Reprint the entire listing exactly.
───── DATA UNDER STUDY ─────
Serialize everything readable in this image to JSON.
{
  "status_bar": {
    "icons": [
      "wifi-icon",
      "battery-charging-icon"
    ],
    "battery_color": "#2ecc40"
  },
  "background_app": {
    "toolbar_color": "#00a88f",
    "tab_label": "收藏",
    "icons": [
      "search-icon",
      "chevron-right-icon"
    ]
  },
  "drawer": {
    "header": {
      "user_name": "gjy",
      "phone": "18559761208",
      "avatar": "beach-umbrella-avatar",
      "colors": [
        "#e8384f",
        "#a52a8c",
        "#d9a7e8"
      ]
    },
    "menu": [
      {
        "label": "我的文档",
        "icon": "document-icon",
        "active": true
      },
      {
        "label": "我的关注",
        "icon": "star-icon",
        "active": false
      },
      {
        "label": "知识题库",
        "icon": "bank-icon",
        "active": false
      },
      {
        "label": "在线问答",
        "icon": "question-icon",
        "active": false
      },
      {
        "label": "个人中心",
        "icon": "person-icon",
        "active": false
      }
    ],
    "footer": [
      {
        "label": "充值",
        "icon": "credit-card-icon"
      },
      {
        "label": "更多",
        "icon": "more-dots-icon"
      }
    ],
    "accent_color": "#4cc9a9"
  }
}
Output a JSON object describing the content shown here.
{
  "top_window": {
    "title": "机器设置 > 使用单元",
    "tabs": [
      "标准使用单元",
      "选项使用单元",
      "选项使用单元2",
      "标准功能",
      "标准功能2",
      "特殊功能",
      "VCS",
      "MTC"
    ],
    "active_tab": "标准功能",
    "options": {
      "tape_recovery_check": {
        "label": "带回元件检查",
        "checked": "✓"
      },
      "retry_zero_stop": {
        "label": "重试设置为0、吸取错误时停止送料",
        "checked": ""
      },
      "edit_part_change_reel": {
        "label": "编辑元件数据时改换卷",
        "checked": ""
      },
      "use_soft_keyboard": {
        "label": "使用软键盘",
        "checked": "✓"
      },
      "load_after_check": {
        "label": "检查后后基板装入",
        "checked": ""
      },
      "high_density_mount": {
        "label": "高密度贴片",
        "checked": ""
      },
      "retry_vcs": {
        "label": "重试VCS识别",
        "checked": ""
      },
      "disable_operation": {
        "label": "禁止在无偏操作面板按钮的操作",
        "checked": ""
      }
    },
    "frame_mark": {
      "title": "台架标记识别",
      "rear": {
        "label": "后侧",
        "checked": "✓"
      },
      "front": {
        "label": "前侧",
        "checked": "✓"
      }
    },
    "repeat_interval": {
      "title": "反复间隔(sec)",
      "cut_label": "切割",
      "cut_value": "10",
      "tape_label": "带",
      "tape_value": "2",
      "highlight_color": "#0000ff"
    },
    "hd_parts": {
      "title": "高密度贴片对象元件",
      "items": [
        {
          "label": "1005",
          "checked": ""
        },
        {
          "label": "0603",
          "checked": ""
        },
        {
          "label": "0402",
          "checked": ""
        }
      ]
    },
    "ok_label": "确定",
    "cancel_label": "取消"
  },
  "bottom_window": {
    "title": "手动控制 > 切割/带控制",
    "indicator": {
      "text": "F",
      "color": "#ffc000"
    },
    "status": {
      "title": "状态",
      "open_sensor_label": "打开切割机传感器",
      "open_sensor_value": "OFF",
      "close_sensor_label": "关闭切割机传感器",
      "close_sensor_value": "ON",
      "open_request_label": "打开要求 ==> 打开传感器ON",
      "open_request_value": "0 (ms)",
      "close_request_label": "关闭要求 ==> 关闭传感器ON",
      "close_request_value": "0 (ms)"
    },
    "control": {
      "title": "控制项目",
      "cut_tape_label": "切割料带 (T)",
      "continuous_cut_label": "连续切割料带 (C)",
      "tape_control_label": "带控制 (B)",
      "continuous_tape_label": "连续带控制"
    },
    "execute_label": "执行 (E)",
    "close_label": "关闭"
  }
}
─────
TASK OUTPUT:
Serialize everything readable in this image to JSON.
{
  "status_bar": {
    "icons": [
      "wifi-icon",
      "battery-charging-icon"
    ],
    "battery_color": "#2ecc40"
  },
  "background_app": {
    "toolbar_color": "#00a88f",
    "tab_label": "收藏",
    "icons": [
      "search-icon",
      "chevron-right-icon"
    ]
  },
  "drawer": {
    "header": {
      "user_name": "gjy",
      "phone": "18559761208",
      "avatar": "beach-umbrella-avatar",
      "colors": [
        "#e8384f",
        "#a52a8c",
        "#d9a7e8"
      ]
    },
    "menu": [
      {
        "label": "我的文档",
        "icon": "document-icon",
        "active": true
      },
      {
        "label": "我的关注",
        "icon": "star-icon",
        "active": false
      },
      {
        "label": "知识题库",
        "icon": "bank-icon",
        "active": false
      },
      {
        "label": "在线问答",
        "icon": "question-icon",
        "active": false
      },
      {
        "label": "个人中心",
        "icon": "person-icon",
        "active": false
      }
    ],
    "footer": [
      {
        "label": "充值",
        "icon": "credit-card-icon"
      },
      {
        "label": "更多",
        "icon": "more-dots-icon"
      }
    ],
    "accent_color": "#4cc9a9"
  }
}
Output a JSON object describing the content shown here.
{
  "top_window": {
    "title": "机器设置 > 使用单元",
    "tabs": [
      "标准使用单元",
      "选项使用单元",
      "选项使用单元2",
      "标准功能",
      "标准功能2",
      "特殊功能",
      "VCS",
      "MTC"
    ],
    "active_tab": "标准功能",
    "options": {
      "tape_recovery_check": {
        "label": "带回元件检查",
        "checked": "✓"
      },
      "retry_zero_stop": {
        "label": "重试设置为0、吸取错误时停止送料",
        "checked": ""
      },
      "edit_part_change_reel": {
        "label": "编辑元件数据时改换卷",
        "checked": ""
      },
      "use_soft_keyboard": {
        "label": "使用软键盘",
        "checked": "✓"
      },
      "load_after_check": {
        "label": "检查后后基板装入",
        "checked": ""
      },
      "high_density_mount": {
        "label": "高密度贴片",
        "checked": ""
      },
      "retry_vcs": {
        "label": "重试VCS识别",
        "checked": ""
      },
      "disable_operation": {
        "label": "禁止在无偏操作面板按钮的操作",
        "checked": ""
      }
    },
    "frame_mark": {
      "title": "台架标记识别",
      "rear": {
        "label": "后侧",
        "checked": "✓"
      },
      "front": {
        "label": "前侧",
        "checked": "✓"
      }
    },
    "repeat_interval": {
      "title": "反复间隔(sec)",
      "cut_label": "切割",
      "cut_value": "10",
      "tape_label": "带",
      "tape_value": "2",
      "highlight_color": "#0000ff"
    },
    "hd_parts": {
      "title": "高密度贴片对象元件",
      "items": [
        {
          "label": "1005",
          "checked": ""
        },
        {
          "label": "0603",
          "checked": ""
        },
        {
          "label": "0402",
          "checked": ""
        }
      ]
    },
    "ok_label": "确定",
    "cancel_label": "取消"
  },
  "bottom_window": {
    "title": "手动控制 > 切割/带控制",
    "indicator": {
      "text": "F",
      "color": "#ffc000"
    },
    "status": {
      "title": "状态",
      "open_sensor_label": "打开切割机传感器",
      "open_sensor_value": "OFF",
      "close_sensor_label": "关闭切割机传感器",
      "close_sensor_value": "ON",
      "open_request_label": "打开要求 ==> 打开传感器ON",
      "open_request_value": "0 (ms)",
      "close_request_label": "关闭要求 ==> 关闭传感器ON",
      "close_request_value": "0 (ms)"
    },
    "control": {
      "title": "控制项目",
      "cut_tape_label": "切割料带 (T)",
      "continuous_cut_label": "连续切割料带 (C)",
      "tape_control_label": "带控制 (B)",
      "continuous_tape_label": "连续带控制"
    },
    "execute_label": "执行 (E)",
    "close_label": "关闭"
  }
}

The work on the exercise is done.